    1. I guess it depends on what you want to do. I usually represent the graph either as a scipy sparse matrix or just as a list of edges. When I need to do something to the superpixels, mostly use the superpixel image. I hope to soon share my code on image segmentation.

    2. I assume blog owner can see deleted message. I deleted as I was fumbling my way through and didn;t really want to bother you.

      Anyway, if you are interested, I have RGB image and a depth map. The intuition is that I combine superpixels based on similar depth features average depth, surface normal, and perhaps average angular difference between neighboring segments.

      At the moment I am wrestling trying to understand how I can combine/join segments. I might have to end up using a graph library.
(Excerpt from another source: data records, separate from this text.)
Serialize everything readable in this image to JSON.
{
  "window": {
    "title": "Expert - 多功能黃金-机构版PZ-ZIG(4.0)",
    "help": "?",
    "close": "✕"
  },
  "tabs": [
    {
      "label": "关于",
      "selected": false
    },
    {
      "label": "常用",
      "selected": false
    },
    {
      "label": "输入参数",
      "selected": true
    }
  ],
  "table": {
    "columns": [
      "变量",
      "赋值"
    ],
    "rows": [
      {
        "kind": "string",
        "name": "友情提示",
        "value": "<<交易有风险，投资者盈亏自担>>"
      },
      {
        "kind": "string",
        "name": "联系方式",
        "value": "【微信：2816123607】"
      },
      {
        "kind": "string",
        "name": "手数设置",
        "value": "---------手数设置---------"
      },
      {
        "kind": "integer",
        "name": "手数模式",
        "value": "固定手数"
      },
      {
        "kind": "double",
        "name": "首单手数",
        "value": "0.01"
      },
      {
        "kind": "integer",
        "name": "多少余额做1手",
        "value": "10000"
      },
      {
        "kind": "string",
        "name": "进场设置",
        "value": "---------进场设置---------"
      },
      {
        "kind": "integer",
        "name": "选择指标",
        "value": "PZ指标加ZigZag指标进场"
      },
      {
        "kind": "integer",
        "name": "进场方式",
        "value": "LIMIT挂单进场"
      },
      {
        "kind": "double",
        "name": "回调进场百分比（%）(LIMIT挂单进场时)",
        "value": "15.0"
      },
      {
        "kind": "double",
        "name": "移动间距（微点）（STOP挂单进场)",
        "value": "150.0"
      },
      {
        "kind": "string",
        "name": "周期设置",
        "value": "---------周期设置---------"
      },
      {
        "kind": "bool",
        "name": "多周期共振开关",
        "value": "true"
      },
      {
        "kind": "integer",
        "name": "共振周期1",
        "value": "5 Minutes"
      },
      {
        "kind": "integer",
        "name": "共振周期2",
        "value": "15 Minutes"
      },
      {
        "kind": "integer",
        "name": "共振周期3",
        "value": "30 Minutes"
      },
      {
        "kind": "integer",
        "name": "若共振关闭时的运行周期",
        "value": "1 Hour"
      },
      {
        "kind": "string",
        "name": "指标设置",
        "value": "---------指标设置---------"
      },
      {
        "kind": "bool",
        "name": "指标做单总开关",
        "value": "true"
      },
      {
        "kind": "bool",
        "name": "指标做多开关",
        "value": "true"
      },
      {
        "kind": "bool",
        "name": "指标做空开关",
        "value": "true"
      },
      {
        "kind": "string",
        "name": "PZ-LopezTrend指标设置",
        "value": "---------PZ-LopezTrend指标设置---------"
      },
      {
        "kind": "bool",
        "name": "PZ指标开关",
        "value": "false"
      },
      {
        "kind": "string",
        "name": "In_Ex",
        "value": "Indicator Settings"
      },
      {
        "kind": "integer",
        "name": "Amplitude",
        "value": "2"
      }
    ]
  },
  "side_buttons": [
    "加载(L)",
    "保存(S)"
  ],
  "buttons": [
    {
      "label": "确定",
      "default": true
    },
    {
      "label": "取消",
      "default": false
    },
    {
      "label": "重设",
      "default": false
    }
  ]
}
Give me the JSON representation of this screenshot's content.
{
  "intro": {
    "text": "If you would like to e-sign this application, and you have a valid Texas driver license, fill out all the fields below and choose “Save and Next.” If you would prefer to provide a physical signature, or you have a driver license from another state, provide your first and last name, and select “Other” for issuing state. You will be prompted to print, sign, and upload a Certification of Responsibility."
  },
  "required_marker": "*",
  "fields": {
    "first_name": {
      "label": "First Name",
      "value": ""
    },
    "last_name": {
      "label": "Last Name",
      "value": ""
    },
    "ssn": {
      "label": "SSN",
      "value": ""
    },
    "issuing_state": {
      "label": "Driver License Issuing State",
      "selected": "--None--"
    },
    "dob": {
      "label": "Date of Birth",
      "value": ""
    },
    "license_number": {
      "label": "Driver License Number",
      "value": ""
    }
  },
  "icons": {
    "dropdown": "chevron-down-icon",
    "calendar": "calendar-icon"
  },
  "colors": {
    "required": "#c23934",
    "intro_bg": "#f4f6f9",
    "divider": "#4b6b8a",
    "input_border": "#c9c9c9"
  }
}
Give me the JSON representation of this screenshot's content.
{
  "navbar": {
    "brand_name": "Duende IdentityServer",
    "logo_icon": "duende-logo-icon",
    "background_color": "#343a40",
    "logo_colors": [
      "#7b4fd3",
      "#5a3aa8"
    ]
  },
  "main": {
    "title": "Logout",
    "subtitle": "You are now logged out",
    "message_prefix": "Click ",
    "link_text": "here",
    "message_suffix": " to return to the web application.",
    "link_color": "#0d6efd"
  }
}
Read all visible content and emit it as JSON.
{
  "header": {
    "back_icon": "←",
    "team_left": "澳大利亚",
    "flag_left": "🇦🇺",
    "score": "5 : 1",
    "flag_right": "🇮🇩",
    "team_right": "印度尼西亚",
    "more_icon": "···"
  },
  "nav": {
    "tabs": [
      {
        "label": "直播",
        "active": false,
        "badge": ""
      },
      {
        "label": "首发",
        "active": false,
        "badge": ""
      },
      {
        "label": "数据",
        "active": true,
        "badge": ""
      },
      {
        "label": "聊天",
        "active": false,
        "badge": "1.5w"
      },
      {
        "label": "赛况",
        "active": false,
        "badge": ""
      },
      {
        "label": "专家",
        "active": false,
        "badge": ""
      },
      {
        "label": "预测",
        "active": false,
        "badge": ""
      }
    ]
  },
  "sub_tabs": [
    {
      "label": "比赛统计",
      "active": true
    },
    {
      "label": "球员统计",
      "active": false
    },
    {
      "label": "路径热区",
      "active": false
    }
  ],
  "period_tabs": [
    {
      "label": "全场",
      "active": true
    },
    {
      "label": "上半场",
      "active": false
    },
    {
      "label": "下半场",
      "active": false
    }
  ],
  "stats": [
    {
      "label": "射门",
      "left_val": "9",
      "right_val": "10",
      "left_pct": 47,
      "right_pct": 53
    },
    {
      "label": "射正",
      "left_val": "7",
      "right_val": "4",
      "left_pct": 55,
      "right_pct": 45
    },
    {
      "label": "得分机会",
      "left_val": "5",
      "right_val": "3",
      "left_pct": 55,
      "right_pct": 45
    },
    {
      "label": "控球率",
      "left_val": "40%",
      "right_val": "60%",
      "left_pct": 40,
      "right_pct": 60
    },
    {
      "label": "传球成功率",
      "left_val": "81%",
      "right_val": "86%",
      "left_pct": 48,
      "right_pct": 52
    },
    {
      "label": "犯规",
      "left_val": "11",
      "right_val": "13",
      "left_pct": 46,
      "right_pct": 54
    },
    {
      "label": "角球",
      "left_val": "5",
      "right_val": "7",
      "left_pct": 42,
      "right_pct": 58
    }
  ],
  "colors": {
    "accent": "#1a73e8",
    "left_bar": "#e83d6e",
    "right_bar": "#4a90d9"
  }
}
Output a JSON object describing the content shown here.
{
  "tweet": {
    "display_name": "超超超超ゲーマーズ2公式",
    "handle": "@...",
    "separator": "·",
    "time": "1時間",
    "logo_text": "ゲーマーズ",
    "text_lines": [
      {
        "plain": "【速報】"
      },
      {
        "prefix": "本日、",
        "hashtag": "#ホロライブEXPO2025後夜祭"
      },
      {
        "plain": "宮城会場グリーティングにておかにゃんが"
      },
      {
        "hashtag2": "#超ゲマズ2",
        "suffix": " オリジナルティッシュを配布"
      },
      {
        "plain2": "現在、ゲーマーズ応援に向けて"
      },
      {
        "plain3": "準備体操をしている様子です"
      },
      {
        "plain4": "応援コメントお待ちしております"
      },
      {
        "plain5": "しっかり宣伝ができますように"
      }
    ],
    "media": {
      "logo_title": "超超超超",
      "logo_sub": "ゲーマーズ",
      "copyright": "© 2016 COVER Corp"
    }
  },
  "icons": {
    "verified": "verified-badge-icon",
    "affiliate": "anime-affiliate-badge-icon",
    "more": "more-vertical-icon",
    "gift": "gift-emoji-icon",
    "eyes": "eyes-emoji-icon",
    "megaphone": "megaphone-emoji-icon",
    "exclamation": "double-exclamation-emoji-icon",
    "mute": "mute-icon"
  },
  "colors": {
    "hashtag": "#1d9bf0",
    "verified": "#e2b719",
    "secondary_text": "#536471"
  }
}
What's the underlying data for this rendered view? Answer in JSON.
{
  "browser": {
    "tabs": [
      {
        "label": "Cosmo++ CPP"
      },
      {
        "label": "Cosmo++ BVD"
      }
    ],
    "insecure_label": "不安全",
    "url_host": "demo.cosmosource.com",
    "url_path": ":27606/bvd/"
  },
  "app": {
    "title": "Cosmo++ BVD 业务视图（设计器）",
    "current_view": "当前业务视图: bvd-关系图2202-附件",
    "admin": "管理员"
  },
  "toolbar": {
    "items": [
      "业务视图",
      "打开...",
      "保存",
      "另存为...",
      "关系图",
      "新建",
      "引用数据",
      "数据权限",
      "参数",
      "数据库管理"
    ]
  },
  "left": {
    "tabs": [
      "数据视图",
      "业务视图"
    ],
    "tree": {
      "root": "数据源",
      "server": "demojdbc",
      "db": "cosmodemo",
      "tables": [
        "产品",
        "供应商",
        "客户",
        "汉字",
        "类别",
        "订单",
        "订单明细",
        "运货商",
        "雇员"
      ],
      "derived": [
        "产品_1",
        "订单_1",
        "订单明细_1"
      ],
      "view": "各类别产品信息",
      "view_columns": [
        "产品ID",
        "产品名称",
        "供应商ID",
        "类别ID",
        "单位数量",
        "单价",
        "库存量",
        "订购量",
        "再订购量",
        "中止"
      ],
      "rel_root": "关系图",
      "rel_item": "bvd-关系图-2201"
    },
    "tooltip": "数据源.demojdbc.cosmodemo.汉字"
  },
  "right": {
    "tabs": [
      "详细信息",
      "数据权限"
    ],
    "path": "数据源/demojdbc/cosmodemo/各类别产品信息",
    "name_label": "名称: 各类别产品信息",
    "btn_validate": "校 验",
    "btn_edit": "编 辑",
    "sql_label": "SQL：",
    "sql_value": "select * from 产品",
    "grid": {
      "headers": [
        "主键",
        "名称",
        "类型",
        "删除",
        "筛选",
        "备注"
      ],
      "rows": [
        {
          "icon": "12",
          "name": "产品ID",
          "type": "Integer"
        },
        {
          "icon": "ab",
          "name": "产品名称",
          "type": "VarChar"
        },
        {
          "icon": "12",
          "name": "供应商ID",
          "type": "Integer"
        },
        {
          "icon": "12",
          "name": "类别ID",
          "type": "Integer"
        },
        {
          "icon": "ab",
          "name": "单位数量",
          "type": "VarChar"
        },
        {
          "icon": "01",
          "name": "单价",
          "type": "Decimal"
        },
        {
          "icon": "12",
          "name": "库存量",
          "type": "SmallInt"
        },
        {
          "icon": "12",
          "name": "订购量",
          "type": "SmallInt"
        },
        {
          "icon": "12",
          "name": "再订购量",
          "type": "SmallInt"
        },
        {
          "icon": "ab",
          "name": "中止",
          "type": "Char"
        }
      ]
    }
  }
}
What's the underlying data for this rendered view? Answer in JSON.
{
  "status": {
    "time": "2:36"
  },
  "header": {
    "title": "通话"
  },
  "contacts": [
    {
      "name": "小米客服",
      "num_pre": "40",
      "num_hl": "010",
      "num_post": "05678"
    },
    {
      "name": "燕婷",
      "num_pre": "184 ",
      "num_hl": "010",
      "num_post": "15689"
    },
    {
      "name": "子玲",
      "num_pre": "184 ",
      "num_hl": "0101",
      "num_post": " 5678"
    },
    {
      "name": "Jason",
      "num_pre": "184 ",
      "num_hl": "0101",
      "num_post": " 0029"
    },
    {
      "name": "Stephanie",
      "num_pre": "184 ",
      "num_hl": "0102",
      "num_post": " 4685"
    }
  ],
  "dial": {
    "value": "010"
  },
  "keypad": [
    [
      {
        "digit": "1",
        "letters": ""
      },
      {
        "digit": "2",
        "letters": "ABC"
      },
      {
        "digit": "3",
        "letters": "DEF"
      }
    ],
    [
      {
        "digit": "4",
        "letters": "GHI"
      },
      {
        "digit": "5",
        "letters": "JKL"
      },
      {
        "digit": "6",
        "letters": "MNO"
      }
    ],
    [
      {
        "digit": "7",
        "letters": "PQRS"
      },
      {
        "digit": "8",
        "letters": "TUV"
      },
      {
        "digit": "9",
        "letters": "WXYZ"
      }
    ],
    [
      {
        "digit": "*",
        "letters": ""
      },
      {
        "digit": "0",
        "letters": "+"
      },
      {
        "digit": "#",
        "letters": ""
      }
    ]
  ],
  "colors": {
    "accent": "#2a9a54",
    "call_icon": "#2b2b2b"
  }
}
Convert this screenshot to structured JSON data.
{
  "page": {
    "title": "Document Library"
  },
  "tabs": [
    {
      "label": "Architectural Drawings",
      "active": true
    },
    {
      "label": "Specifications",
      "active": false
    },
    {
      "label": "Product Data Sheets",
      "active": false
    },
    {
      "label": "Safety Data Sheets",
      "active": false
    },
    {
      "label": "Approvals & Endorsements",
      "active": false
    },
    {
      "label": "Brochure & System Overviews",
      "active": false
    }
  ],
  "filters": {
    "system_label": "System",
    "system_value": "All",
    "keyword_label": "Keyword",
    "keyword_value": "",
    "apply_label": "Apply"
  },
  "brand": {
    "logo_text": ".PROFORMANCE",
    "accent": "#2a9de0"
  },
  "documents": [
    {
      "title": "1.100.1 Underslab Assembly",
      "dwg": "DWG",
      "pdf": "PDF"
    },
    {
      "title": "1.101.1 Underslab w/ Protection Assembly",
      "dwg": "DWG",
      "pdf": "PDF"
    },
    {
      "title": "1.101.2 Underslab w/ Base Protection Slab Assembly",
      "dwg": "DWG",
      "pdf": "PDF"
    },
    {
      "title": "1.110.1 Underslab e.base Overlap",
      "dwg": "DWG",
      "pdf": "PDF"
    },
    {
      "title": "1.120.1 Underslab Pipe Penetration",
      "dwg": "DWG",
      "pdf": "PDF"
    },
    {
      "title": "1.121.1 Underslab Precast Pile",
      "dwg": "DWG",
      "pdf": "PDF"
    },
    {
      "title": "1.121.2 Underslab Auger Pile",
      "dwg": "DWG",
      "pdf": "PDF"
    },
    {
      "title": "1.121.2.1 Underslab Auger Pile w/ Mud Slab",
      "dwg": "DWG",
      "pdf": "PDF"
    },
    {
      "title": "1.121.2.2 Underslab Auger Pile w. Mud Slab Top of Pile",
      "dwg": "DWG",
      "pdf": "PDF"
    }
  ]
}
      Anyway, thanks again for the blog. I am finding it very useful.

    3. Yeah, I saw that you deleted your comment ;)
      I'm glad you find the blog useful, have done way to little recently. If you only need to join the superpixels and don't need the graph any more, you can just set set one indicator to the value of the other. If you do need to keep the graph, a graph library might indeed be the easiest way to go (if it doesn't need to be fast, use networkx)

    4. Setting one indicator to another seems like a simple solution. I like simple solutions. I guess need some way to keep track of this relabeling. For example assume S1+S2 are joined and indicator set say to lowest value. Later S2+S5 need to be joined, so will need to take on same label as S1+S2. Anyway, starting to ramble.

      Once I have joined the superpixels I need to learn which are interesting. I will generate a feature vector, some test/train data and feed this into a scikit-learn workflow. Get to use you machine learning cheat sheet.

      Thanks for you help.

    5. If you use bag of words of SIFT descriptors and Color histograms (which work well for me), I suggest you try the AdditiveChi2Sampler together with LinearSVC or SGD. If you have many examples, you can compute the bag of words with MiniBatchKMeans. I should really publish my code ^^

  7. Hello Andreas,
    I'm making a python program that performs the classification of objects, these objects are the result of a segmentation QuickShift or Slic, and the features that I have that is the calculation of Mean difference to neighbors.
    Have any recommendations that can help me to perform the calculation.

    1. Hey Salim.
      What exactly do you mean by classification? Is it a supervised learning task? Why do you use the mean difference to neighbors as features? Without knowing about the task, it is hard to say if this will help you.

  8. Hey Andreas,
    After I get the image segmentation results in a segmented image that represents a set of objects, therefore of these objects I have to calculate a number of features that can be spatial or morphological or spectral. One of these features is mean difference to neighbors, because is a spacial feature.

  9. The task is talking about the caracterizacion of a image object, so i have a image object and i want to calculate some feature as area, centroid, density mean difference to neighbors etc ..

    1. And i want to knhow if there is some method to calculate
      the border length between two image objects (relation between two image objects v and u is the total number of the elementary pixel borders along the common border)

  10. My project partner and I were struggling so much while trying to figure out a way to connect superpixel segments for our algorithm. This REALLY helped. Thanks a ton! :D

    1. I'm glad. By now, there is an implementation over at scikit-image: